• _INSTRUCTIONS FOR THE TASK_
Report every line from the following entries that contains the string "ORDER".

• _INPUT MATERIAL_

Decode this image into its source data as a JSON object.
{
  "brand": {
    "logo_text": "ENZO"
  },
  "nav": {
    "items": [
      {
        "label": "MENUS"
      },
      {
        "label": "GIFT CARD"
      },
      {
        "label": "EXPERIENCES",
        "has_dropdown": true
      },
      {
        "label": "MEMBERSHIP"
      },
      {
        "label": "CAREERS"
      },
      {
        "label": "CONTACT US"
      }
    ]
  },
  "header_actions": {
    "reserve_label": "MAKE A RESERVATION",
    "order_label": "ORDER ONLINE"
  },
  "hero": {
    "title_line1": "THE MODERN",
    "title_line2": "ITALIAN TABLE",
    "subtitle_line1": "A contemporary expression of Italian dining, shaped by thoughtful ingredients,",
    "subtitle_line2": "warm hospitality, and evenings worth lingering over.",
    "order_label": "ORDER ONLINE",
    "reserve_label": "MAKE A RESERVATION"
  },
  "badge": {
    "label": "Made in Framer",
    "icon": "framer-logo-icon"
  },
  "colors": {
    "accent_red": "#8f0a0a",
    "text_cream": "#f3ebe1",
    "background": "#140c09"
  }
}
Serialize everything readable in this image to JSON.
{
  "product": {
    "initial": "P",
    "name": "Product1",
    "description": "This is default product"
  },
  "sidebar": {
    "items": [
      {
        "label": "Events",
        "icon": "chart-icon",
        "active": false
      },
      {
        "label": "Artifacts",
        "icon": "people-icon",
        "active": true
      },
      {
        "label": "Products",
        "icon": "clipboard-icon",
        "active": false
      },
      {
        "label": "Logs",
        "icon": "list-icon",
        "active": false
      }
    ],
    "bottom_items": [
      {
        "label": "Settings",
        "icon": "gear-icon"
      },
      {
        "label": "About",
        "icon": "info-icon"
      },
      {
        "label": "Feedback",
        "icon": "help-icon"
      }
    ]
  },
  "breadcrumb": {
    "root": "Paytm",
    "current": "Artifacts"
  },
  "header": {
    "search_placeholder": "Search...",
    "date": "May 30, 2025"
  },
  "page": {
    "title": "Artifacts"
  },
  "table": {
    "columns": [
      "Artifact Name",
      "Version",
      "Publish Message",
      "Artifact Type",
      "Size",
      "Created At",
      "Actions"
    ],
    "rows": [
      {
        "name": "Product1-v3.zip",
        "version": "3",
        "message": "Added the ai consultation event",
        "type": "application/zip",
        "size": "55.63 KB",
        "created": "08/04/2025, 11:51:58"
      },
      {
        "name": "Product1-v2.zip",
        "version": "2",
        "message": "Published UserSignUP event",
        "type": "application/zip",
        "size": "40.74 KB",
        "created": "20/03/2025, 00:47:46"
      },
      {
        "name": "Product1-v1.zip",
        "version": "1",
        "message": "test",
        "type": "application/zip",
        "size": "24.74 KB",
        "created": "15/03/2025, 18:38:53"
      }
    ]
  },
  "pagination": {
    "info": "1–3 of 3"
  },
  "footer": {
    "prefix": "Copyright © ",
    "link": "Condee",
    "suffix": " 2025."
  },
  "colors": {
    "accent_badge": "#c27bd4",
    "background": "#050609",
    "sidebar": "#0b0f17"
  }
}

• _SOLUTION BELOW_
    "order_label": "ORDER ONLINE"
    "order_label": "ORDER ONLINE",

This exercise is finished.